Then there was the postseason party. No Islander Stanley Cup fete can compare with the bash that first team threw. "When you're out of the race in November, you have one thing to look forward to," says Stewart. "It was a helluva windup to a terrible year."
It started in the dressing room following the Atlanta game and then continued on the plane ride home. When the bus unloaded the team at the Coliseum that night, eight stewardesses emerged with the players. "You have never seen such astonished faces as there were on the wives and girl friends who had come to meet the bus," says Westfall, who, as captain, was put in charge of the several thousand dollars in fine money that had been collected during the season and that would pay for the party. The entire assemblage returned to Westfall's house, which he shared with two teammates. The party lasted a week, nonstop, until every dime had been spent. Chester estimates that the team and assorted wives, girl friends and hangers-on went through 700 cases of beer.
"There was a feeling that we'd made it through the worst," says Chester. "We were glad it was over, and everybody was excited about the next season. We knew we were going to get at least two good defensemen in the draft, and that we were never going to have to go through another year like the last one again. It was a strange ending because you knew there'd be a lot of new faces next season, and that a lot of the old faces—the ones right there at the party—would be gone. That was the fastest summer I ever remember."
There are two types of hope. The first could be defined this way: If you are hollering for a lifesaver and someone throws you an anchor, you grab on and hope it floats. With the other, you let the anchor pass and hope you can tread water until something better comes along. On the morning of the 1973 draft of amateur players, Sam Pollock, general manager of the Canadiens and one of the great anchor-throwers of all time, walked Torrey around Montreal's Mt. Royal Hotel four times. Each time he made a higher offer for the Islanders' first choice. The Islanders' scouts gagged in their coffee each time Torrey passed by the hotel entrance. Finally, Torrey came inside. No deal. He had let the anchor pass. That may have been the most important moment in the Islanders' history.
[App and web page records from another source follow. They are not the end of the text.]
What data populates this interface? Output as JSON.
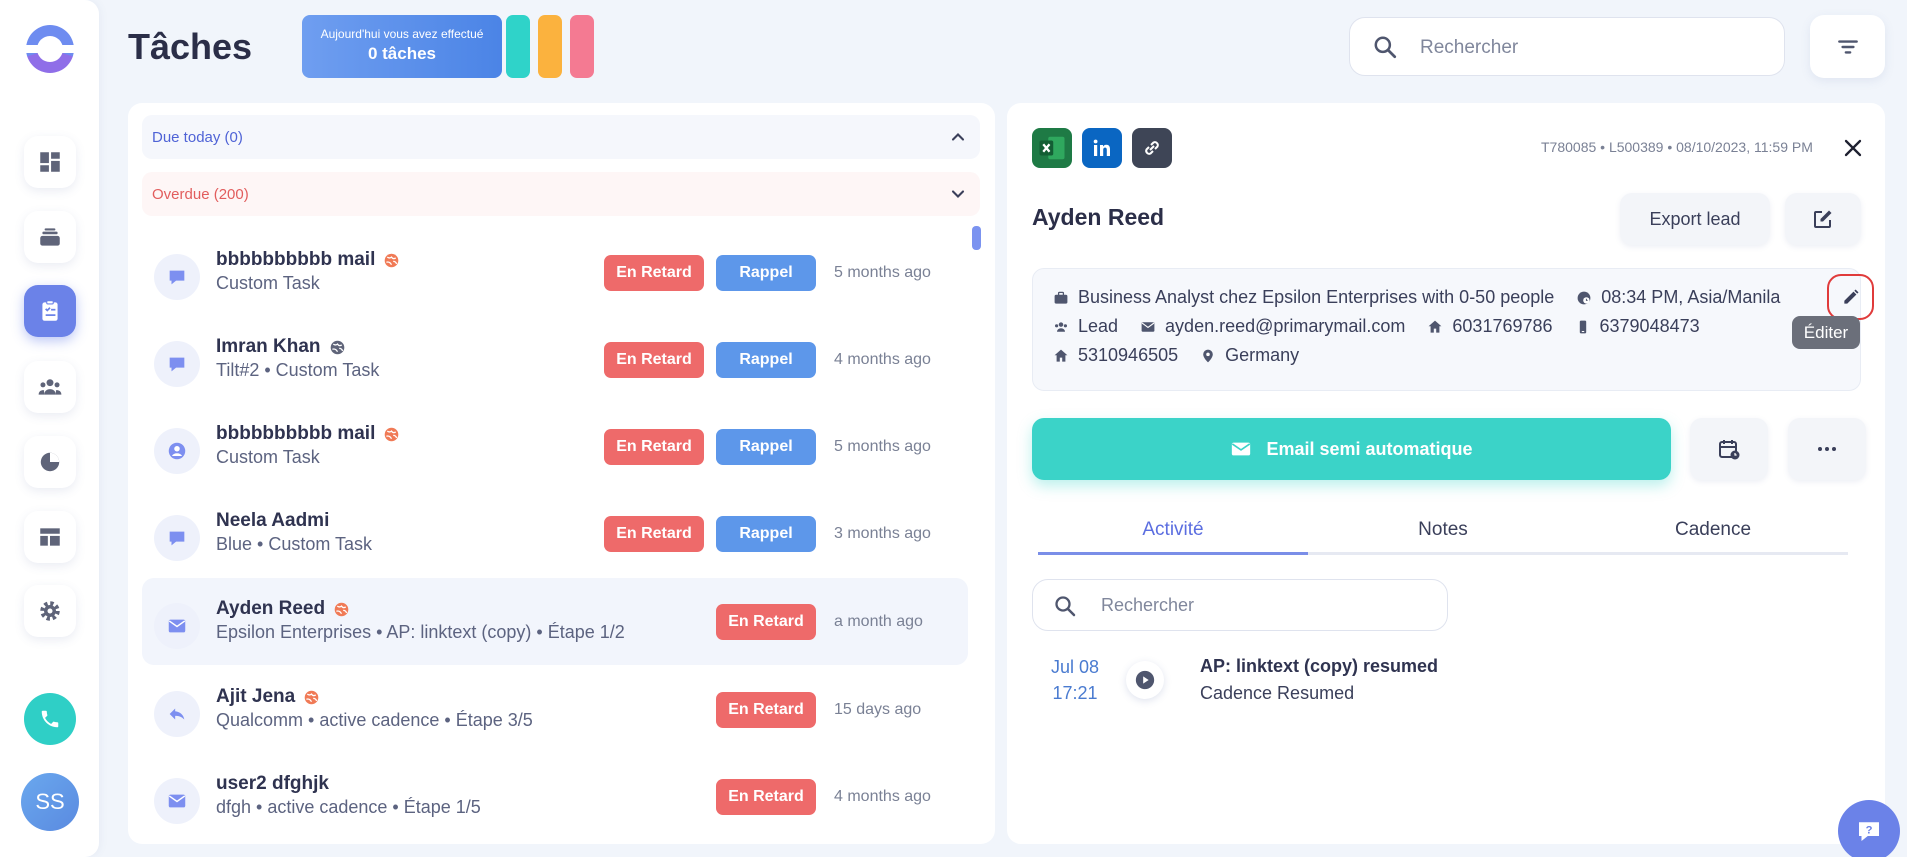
{
  "header": {
    "title": "Tâches",
    "today_line1": "Aujourd'hui vous avez effectué",
    "today_line2": "0 tâches",
    "pills": [
      "#2fd3c9",
      "#fbb23e",
      "#f47a92"
    ],
    "search_placeholder": "Rechercher"
  },
  "sidebar": {
    "items": [
      "dashboard-icon",
      "stack-icon",
      "tasks-icon",
      "people-icon",
      "pie-chart-icon",
      "layout-icon",
      "settings-icon"
    ],
    "active_index": 2,
    "avatar_initials": "SS"
  },
  "sections": {
    "due_today": "Due today (0)",
    "overdue": "Overdue (200)"
  },
  "tasks": [
    {
      "name": "bbbbbbbbbb mail",
      "sub": "Custom Task",
      "late": "En Retard",
      "remind": "Rappel",
      "ago": "5 months ago",
      "icon": "chat-icon",
      "globe": true
    },
    {
      "name": "Imran Khan",
      "sub": "Tilt#2 • Custom Task",
      "late": "En Retard",
      "remind": "Rappel",
      "ago": "4 months ago",
      "icon": "chat-icon",
      "globe": true
    },
    {
      "name": "bbbbbbbbbb mail",
      "sub": "Custom Task",
      "late": "En Retard",
      "remind": "Rappel",
      "ago": "5 months ago",
      "icon": "user-icon",
      "globe": true
    },
    {
      "name": "Neela Aadmi",
      "sub": "Blue • Custom Task",
      "late": "En Retard",
      "remind": "Rappel",
      "ago": "3 months ago",
      "icon": "chat-icon",
      "globe": false
    },
    {
      "name": "Ayden Reed",
      "sub": "Epsilon Enterprises • AP: linktext (copy) • Étape 1/2",
      "late": "En Retard",
      "remind": "",
      "ago": "a month ago",
      "icon": "mail-icon",
      "globe": true
    },
    {
      "name": "Ajit Jena",
      "sub": "Qualcomm • active cadence • Étape 3/5",
      "late": "En Retard",
      "remind": "",
      "ago": "15 days ago",
      "icon": "reply-icon",
      "globe": true
    },
    {
      "name": "user2 dfghjk",
      "sub": "dfgh • active cadence • Étape 1/5",
      "late": "En Retard",
      "remind": "",
      "ago": "4 months ago",
      "icon": "mail-icon",
      "globe": false
    }
  ],
  "detail": {
    "meta": "T780085 • L500389 • 08/10/2023, 11:59 PM",
    "lead_name": "Ayden Reed",
    "export_label": "Export lead",
    "job": "Business Analyst chez Epsilon Enterprises with 0-50 people",
    "local_time": "08:34 PM, Asia/Manila",
    "type": "Lead",
    "email": "ayden.reed@primarymail.com",
    "phone_home": "6031769786",
    "phone_mobile": "6379048473",
    "phone_home2": "5310946505",
    "country": "Germany",
    "tooltip": "Éditer",
    "email_btn": "Email semi automatique",
    "tabs": [
      "Activité",
      "Notes",
      "Cadence"
    ],
    "search_placeholder": "Rechercher",
    "activity": {
      "date": "Jul 08",
      "time": "17:21",
      "title": "AP: linktext (copy) resumed",
      "sub": "Cadence Resumed"
    }
  }
}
The Islanders have spotted talent better than any other team over the last 10 years. In the 1973 draft they chose Potvin first and Defenseman Dave Lewis second. "My whole approach that year was to get our goals against down," says Torrey, who also picked up veteran Defenseman Bert Marshall from the Rangers. Two days before the draft Al Arbour was named coach. Today, with a nine-year record of 381-202-135 behind the Islander bench, he's regarded as the best at his job in the NHL.
During his playing days (1953-71) with four NHL teams. Arbour had been a dependable defenseman, one who seldom strayed far into the offensive zone. As a player he was disciplined, a trait that he kept when he became coach of the St. Louis Blues in 1970. The Blues fired Arbour in November 1972, and when Torrey approached him six months later, Arbour was living in St. Louis and scouting for the Flames. His initial reaction to Torrey's offer was negative. "The first thing Al didn't like was our team," recalls Torrey. "He said, 'Hey Bill, I got gassed in St. Louis when they had a pretty good team, and I'm not making a move and taking this on.' " Also, Arbour's wife, Claire, had heard a lot of unsettling tales about life in New York, and he didn't think she'd ever agree to live there. "I knew that Vancouver and Oakland were after Al, too," says Torrey, "so I told him to think about it and give me another call after his holiday."
The Arbours left that week for a vacation in Florida, and, by a stroke of fate, one day on the beach they struck up a conversation with a congenial couple from Long Island. The couple told the Arbours that Long Island was completely different from New York City, that the Island was a great place to live. When Arbour returned to St. Louis, he called Torrey and asked him if the job was still open. It was. Would it be all right if Claire came along for a visit? It was. Five days later, Claire gave the O.K. and Torrey had his coach.
"That was a very, very important move," says Torrey. "That first training camp with Al was like boot camp. I can remember Ralph Stewart literally crawling off the ice one day, and guys like Westfall were bitching something awful. That was the sign we were getting somewhere."
"The first day of camp Al told us we were going for a light skate," says Nystrom. "Two and a half hours later we left the ice. That's when we knew the fun and games were over."
The Islanders finished eighth in the East Division again in their second season, winning only 19 games, but they lowered their goals against by 100. "Teams beat us that second year, but they had to work to do it," says Torrey. The Islanders had fourth choice in the 1974 amateur draft, and this time they were looking for forwards to help out Harris. In the first round Torrey took Clark Gillies, a giant left wing, and in the second round he picked a center named Bryan Trottier.